Earlier this month, an appellate court issued a written opinion in a California premises liability case requiring the court to discuss under which circumstances a person who attempts to come to the aid of another person, but fails to help them, can be held responsible for any preventable injuries. The court ultimately concluded that under the “negligent undertaking” theory of liability, the hotel may have assumed a duty of care to provide reasonable assistance to the hotel guest by assuring the guest’s husband that a hotel employee would check on his wife in her hotel room.
The plaintiff checked into the defendant hotel, which was about an hour away from the couple’s residence. The plaintiff and her husband had been visiting the hotel for a number of years and owned timeshare privileges at the hotel. After the plaintiff arrived, her husband tried to reach the plaintiff on her cell phone. However, the plaintiff did not answer.
Fearing that his wife was hurt, the plaintiff’s husband called the front desk and asked them to check on his wife. The front desk attendant called the room, and no one answered. Then, the attendant asked a maintenance worker to perform a welfare check on the plaintiff. The maintenance worker knocked on the door, opened it, and saw that the room was dark. He then returned to the front desk, reporting that the plaintiff was not in her room.
The next day, the plaintiff’s husband drove to the hotel. When he entered his wife’s hotel room, he noticed that the lights were on, and his wife was lying on the floor. She had suffered a brain aneurysm. The plaintiff and her husband filed a personal injury lawsuit against the hotel, claiming that if the plaintiff had been located sooner, she would have avoided some of the long-term effects of the aneurysm.
The Court’s Analysis
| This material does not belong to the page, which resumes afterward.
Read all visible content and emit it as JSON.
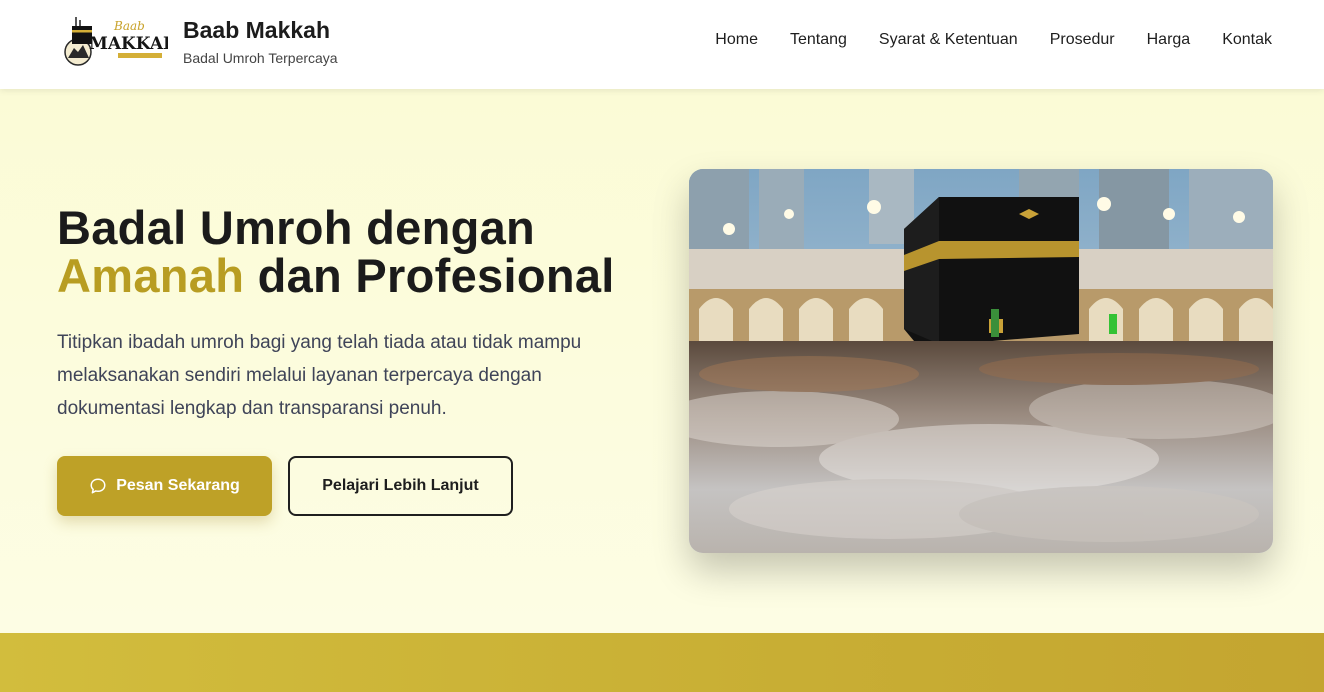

The court began its analysis by noting that, in general, a bystander has no obligation to come to the aid of a person in danger unless the relationship between the parties gives rise to a duty to act. However, the court then explained that when someone voluntarily undertakes to assist another person in peril, they assume a duty to exercise due care in providing any assistance.
Here, the court held, the maintenance worker may have assumed such a duty when he conducted the welfare check, but the final determination should be left for a jury to decide. Thus, since a material issue of fact was present – whether the maintenance worker assumed a duty of care and whether his actions fulfilled that duty – the court held that the summary judgment in favor of the defendant hotel was improper, and the case should be submitted to a jury for resolution.
Have You Been Injured While Staying at a California Hotel?
If you or a loved one has recently been injured while staying at a hotel, you may be entitled to monetary compensation through a California personal injury lawsuit. In most cases, hotels are responsible for maintaining a safe property for their guests, and hotel management can be held liable if due care is not taken. However, as the case discussed above notes, there may be additional theories of liability, even if your injury was not caused by a dangerous condition in the hotel. To learn more, and to speak with a dedicated California hotel accident attorney about your case, call 866-422-7222 to schedule your free consultation. Calling is free, and we will not bill you for our services unless we are successful in helping your family and you obtain the compensation you deserve.
More Blog Posts:
How Do Courts Apportion Liability in California Personal Injury Cases Involving Multiple At-Fault Parties?, Southern California Injury Lawyer Blog, February 5, 2018
Hit-and-Run Accidents in Southern California, Southern California Injury Lawyer Blog, January 19, 2018